━━━━━ The data
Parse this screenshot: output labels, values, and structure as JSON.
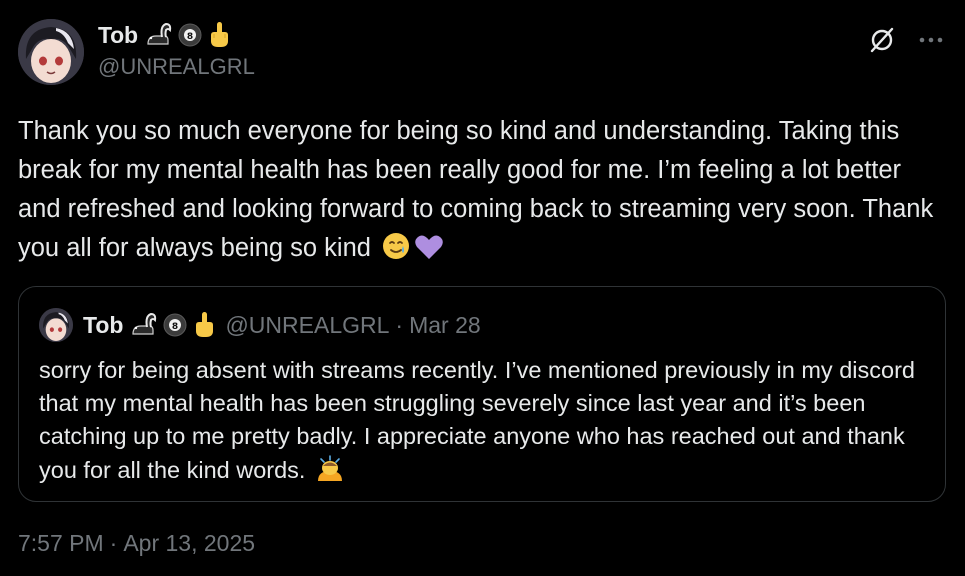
{
  "author": {
    "name": "Tob",
    "handle": "@UNREALGRL",
    "badges": [
      "skunk-icon",
      "eight-ball-icon",
      "middle-finger-icon"
    ]
  },
  "tweet": {
    "text": "Thank you so much everyone for being so kind and understanding. Taking this break for my mental health has been really good for me. I’m feeling a lot better and refreshed and looking forward to coming back to streaming very soon. Thank you all for always being so kind",
    "trailing_emojis": [
      "smiling-face-with-tear-icon",
      "purple-heart-icon"
    ],
    "time": "7:57 PM",
    "separator": "·",
    "date": "Apr 13, 2025"
  },
  "quoted_tweet": {
    "name": "Tob",
    "handle": "@UNREALGRL",
    "separator": "·",
    "date": "Mar 28",
    "text": "sorry for being absent with streams recently. I’ve mentioned previously in my discord that my mental health has been struggling severely since last year and it’s been catching up to me pretty badly. I appreciate anyone who has reached out and thank you for all the kind words.",
    "trailing_emojis": [
      "person-bowing-icon"
    ]
  },
  "actions": {
    "icons": [
      "grok-icon",
      "more-icon"
    ]
  },
  "colors": {
    "background": "#000000",
    "text_primary": "#e7e9ea",
    "text_secondary": "#71767b",
    "border": "#2f3336"
  }
}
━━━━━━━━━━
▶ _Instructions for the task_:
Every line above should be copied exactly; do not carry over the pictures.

▶ _Output of the task_:
Parse this screenshot: output labels, values, and structure as JSON.
{
  "author": {
    "name": "Tob",
    "handle": "@UNREALGRL",
    "badges": [
      "skunk-icon",
      "eight-ball-icon",
      "middle-finger-icon"
    ]
  },
  "tweet": {
    "text": "Thank you so much everyone for being so kind and understanding. Taking this break for my mental health has been really good for me. I’m feeling a lot better and refreshed and looking forward to coming back to streaming very soon. Thank you all for always being so kind",
    "trailing_emojis": [
      "smiling-face-with-tear-icon",
      "purple-heart-icon"
    ],
    "time": "7:57 PM",
    "separator": "·",
    "date": "Apr 13, 2025"
  },
  "quoted_tweet": {
    "name": "Tob",
    "handle": "@UNREALGRL",
    "separator": "·",
    "date": "Mar 28",
    "text": "sorry for being absent with streams recently. I’ve mentioned previously in my discord that my mental health has been struggling severely since last year and it’s been catching up to me pretty badly. I appreciate anyone who has reached out and thank you for all the kind words.",
    "trailing_emojis": [
      "person-bowing-icon"
    ]
  },
  "actions": {
    "icons": [
      "grok-icon",
      "more-icon"
    ]
  },
  "colors": {
    "background": "#000000",
    "text_primary": "#e7e9ea",
    "text_secondary": "#71767b",
    "border": "#2f3336"
  }
}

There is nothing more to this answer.